# [WHAT THE EXERCISE ASKS]
Filter the data below for the string "padding" and copy each matching line.

[App and web page records]
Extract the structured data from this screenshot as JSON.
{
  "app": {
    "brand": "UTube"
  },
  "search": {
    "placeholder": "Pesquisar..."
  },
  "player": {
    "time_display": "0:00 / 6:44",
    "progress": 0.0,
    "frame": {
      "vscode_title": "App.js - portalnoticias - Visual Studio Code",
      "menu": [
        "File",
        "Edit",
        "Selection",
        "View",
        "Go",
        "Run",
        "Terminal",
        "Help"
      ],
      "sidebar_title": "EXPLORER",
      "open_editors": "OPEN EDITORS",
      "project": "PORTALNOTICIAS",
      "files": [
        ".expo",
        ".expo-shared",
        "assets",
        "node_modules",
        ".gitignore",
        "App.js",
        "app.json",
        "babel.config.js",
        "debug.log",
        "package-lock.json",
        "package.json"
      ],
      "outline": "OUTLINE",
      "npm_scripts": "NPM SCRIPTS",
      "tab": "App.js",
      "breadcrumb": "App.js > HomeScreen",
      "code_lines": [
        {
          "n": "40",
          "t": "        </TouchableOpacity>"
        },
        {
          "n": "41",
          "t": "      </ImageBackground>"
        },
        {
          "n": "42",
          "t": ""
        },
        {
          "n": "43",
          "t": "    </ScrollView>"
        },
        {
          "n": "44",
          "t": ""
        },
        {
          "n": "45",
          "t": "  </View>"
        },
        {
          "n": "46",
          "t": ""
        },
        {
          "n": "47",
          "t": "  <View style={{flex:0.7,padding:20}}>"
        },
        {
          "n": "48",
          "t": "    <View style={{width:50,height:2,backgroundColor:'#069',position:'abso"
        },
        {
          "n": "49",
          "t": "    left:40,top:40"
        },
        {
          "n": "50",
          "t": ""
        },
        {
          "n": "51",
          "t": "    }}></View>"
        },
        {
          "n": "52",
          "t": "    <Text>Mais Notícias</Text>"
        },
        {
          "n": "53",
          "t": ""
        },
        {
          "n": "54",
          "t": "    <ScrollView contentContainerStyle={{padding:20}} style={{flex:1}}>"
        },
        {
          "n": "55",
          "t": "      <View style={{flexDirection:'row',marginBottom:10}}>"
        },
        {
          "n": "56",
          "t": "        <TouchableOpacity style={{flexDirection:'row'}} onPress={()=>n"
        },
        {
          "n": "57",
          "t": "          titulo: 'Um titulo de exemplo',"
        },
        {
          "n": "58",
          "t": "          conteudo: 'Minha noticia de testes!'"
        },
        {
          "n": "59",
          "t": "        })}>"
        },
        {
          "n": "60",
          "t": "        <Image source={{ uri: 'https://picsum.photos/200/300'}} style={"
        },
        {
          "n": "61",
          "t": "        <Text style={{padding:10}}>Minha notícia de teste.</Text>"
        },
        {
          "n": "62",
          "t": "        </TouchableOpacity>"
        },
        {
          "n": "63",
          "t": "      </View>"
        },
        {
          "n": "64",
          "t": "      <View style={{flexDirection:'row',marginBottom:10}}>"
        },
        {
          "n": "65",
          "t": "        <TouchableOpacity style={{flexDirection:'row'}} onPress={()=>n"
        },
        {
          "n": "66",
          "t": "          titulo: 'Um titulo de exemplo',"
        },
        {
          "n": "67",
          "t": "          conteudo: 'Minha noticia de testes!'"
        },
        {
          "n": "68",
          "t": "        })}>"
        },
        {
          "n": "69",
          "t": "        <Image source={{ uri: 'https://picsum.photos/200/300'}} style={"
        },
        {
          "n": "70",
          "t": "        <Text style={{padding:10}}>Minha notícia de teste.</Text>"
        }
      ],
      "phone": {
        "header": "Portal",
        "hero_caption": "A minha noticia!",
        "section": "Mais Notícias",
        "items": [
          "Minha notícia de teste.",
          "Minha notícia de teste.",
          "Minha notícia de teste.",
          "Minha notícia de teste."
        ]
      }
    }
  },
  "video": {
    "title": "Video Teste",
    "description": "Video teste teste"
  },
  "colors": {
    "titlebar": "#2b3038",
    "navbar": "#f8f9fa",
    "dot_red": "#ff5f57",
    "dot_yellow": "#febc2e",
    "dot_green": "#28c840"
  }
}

# [SOLVED EXERCISE]
          "t": "  <View style={{flex:0.7,padding:20}}>"
          "t": "    <ScrollView contentContainerStyle={{padding:20}} style={{flex:1}}>"
          "t": "        <Text style={{padding:10}}>Minha notícia de teste.</Text>"
          "t": "        <Text style={{padding:10}}>Minha notícia de teste.</Text>"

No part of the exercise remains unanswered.